= TASK BRIEF =
Each line containing the word "this" must be copied from the material below.

= EXERCISE INPUT =

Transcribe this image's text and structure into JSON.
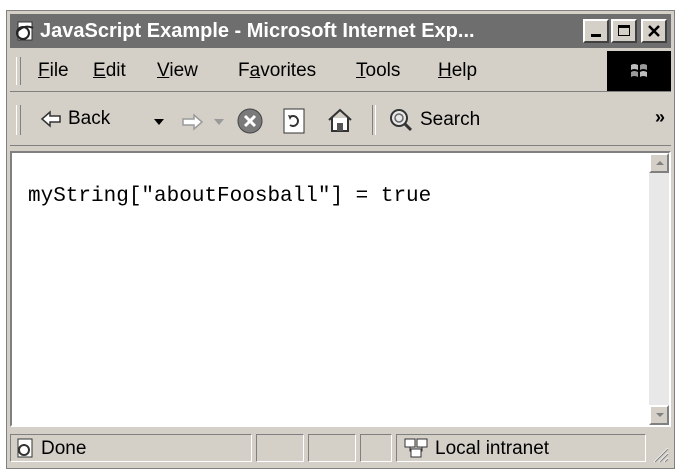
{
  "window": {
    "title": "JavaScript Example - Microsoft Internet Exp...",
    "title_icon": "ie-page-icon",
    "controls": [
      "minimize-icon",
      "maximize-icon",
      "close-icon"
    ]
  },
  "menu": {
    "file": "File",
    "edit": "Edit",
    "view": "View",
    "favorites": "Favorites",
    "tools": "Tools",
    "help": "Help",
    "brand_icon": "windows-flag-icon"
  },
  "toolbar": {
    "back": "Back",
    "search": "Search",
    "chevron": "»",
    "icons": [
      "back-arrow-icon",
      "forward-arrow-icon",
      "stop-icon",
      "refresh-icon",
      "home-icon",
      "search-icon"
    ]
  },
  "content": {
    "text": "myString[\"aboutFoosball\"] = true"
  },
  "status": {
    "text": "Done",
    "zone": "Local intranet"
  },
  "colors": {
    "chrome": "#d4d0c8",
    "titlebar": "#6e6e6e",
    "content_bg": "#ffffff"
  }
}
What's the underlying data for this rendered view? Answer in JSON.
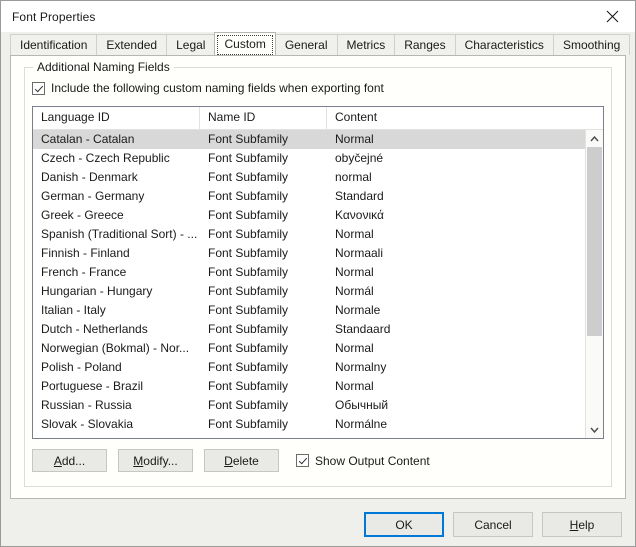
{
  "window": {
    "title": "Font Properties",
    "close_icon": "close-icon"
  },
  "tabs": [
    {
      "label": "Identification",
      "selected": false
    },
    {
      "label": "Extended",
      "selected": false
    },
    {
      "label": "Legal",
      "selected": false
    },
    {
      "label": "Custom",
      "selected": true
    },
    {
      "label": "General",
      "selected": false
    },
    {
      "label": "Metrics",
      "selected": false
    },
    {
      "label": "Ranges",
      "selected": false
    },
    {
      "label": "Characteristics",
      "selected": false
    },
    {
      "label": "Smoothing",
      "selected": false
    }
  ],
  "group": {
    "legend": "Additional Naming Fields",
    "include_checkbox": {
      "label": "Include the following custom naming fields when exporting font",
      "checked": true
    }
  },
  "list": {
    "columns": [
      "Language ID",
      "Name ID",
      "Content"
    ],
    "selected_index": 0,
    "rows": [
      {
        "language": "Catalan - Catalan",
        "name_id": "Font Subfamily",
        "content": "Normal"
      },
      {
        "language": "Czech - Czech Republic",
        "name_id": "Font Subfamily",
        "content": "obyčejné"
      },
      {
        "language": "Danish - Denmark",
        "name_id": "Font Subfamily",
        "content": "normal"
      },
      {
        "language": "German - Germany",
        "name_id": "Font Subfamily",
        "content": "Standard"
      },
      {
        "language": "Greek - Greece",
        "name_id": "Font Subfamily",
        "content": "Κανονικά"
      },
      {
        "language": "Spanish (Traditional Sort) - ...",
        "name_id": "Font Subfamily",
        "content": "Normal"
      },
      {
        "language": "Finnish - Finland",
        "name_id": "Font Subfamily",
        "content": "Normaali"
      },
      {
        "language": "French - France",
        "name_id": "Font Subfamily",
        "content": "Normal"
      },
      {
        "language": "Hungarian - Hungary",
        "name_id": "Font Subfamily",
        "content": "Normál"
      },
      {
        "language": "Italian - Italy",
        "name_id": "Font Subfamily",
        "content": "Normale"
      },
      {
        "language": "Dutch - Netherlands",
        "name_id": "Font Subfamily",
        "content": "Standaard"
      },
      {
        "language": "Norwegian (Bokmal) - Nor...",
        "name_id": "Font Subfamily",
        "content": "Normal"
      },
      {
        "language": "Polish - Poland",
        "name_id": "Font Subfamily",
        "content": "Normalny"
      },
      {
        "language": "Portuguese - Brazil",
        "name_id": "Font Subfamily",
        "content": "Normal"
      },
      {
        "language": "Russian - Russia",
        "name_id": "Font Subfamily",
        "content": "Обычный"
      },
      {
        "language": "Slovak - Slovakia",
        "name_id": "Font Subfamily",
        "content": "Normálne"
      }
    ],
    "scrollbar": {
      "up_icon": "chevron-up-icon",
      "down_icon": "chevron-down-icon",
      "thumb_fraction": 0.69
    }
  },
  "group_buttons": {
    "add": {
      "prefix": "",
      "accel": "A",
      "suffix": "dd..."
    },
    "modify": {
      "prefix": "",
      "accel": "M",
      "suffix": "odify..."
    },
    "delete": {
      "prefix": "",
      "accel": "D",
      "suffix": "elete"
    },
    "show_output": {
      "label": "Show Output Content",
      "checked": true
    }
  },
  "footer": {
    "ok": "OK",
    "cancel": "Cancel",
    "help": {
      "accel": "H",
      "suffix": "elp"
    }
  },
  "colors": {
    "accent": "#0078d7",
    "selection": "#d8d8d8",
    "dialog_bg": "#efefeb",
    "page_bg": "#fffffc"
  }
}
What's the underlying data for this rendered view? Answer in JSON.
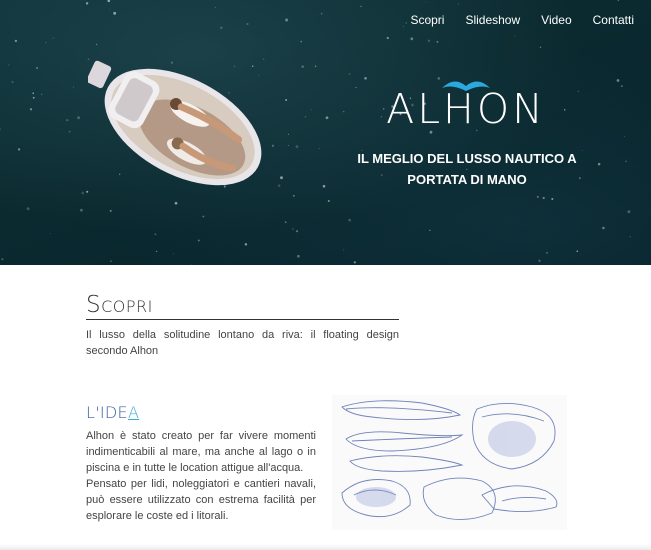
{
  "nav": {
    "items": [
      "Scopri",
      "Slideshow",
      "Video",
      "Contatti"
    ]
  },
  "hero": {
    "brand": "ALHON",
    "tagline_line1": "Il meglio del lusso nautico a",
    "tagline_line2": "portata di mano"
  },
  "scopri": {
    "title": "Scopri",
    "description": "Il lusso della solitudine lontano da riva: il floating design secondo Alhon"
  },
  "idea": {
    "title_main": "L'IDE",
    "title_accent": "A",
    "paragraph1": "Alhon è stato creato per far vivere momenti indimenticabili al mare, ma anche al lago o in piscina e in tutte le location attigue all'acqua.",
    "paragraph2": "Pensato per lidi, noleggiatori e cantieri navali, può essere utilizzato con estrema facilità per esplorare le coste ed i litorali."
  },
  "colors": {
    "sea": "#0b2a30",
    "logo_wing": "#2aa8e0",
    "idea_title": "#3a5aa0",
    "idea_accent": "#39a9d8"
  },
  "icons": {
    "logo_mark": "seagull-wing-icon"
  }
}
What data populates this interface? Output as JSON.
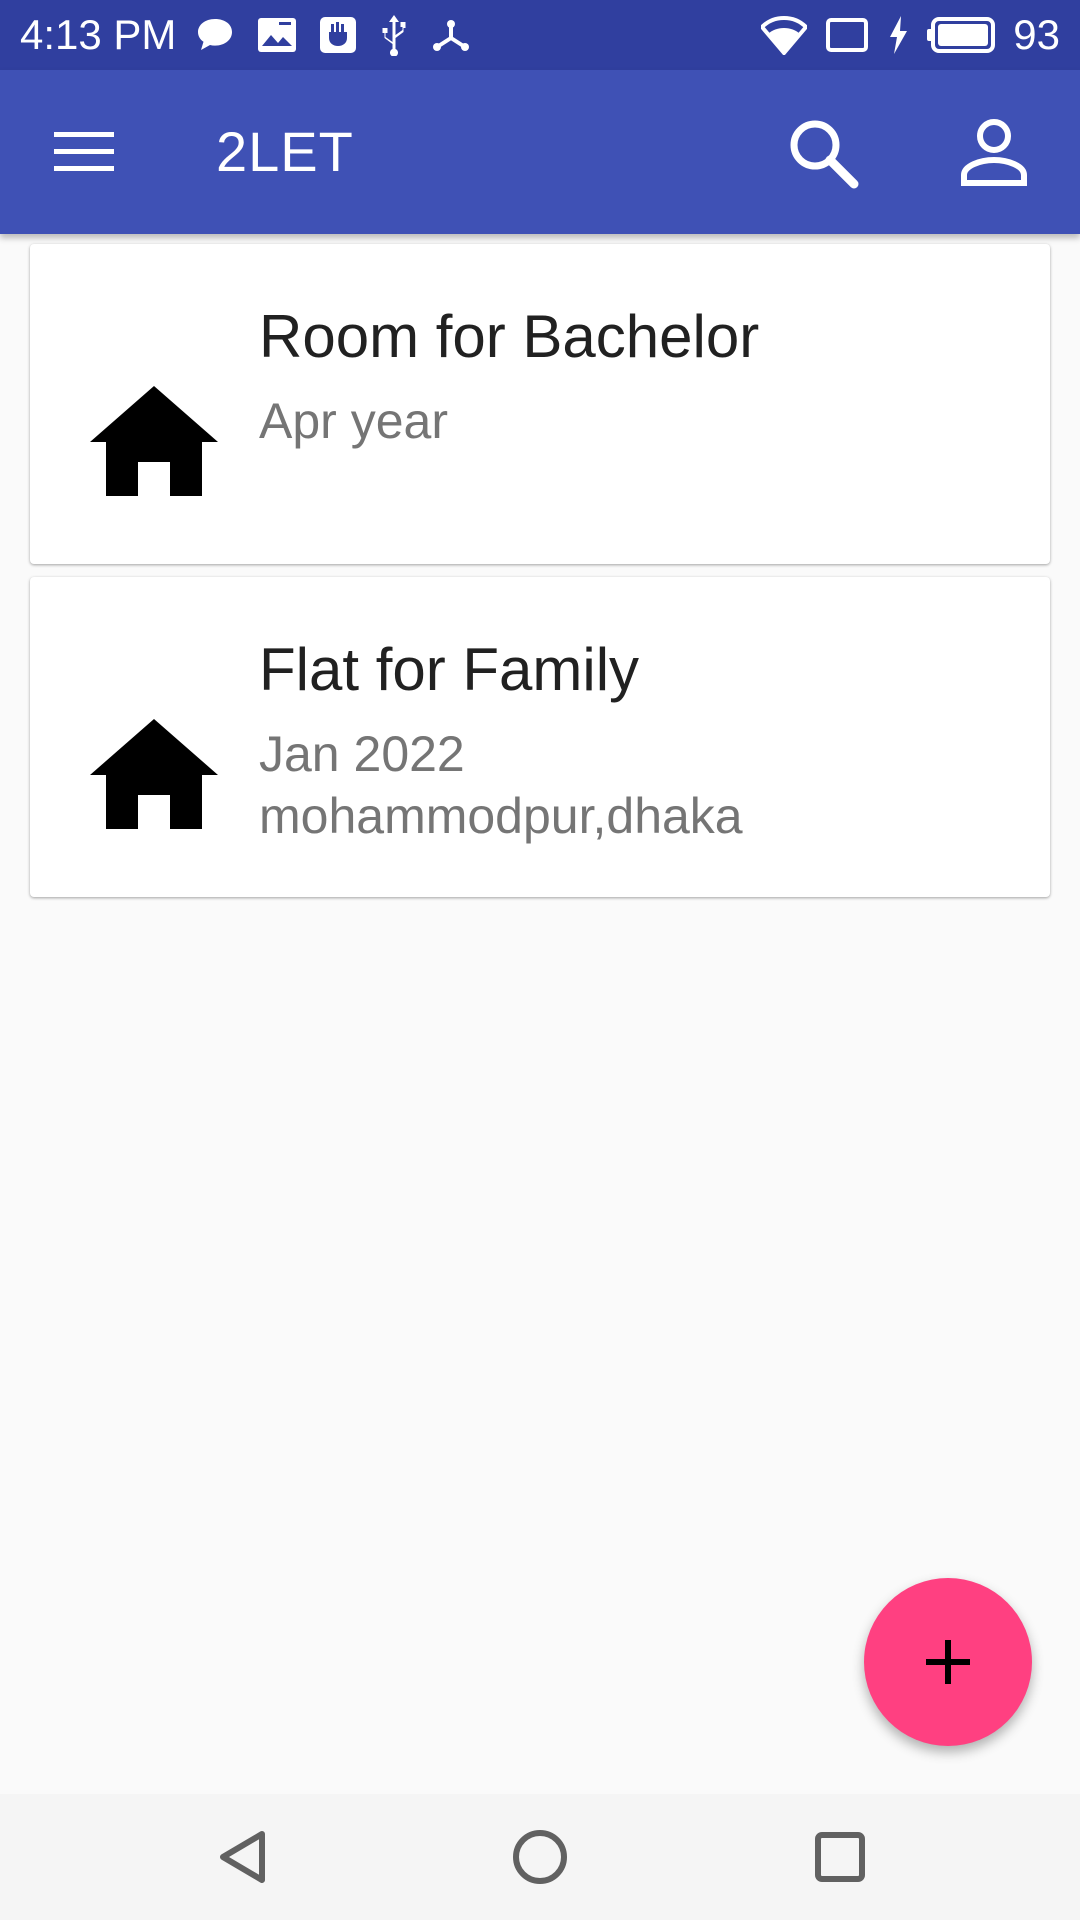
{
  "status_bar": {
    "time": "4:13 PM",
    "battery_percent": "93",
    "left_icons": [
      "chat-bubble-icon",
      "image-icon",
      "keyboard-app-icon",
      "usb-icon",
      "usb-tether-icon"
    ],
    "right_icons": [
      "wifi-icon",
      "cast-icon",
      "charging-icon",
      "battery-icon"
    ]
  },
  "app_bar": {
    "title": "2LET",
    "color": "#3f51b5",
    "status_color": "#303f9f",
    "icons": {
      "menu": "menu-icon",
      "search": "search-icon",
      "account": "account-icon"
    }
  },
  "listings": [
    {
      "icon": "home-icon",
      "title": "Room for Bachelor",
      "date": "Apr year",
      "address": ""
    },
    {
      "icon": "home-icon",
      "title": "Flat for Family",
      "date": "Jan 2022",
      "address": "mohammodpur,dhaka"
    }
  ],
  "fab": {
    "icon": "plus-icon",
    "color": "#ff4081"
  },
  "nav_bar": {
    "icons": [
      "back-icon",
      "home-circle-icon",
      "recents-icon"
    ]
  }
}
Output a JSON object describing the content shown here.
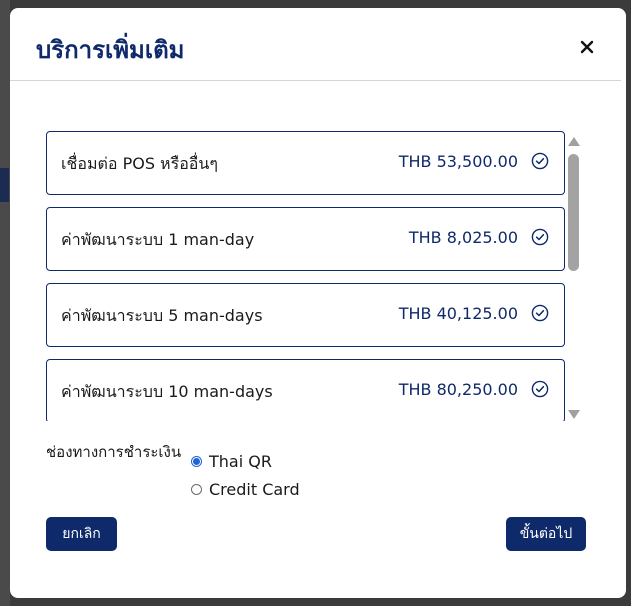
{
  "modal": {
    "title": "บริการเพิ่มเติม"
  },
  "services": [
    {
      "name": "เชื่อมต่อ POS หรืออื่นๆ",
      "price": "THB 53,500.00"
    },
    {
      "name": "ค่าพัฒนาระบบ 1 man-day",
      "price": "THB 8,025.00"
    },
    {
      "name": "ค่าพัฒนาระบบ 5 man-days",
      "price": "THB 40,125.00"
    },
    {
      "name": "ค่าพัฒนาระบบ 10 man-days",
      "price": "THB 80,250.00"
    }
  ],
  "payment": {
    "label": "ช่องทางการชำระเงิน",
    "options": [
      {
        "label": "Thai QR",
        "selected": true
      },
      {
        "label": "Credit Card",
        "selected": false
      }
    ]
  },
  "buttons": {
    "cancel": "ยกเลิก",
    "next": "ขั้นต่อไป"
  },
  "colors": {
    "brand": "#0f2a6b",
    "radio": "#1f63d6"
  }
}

= FINAL ANSWER =
Transcribe this image's text and structure into JSON.
What's the underlying data for this rendered view? Answer in JSON.
What's the underlying data for this rendered view? Answer in JSON.
What data populates this interface? Output as JSON.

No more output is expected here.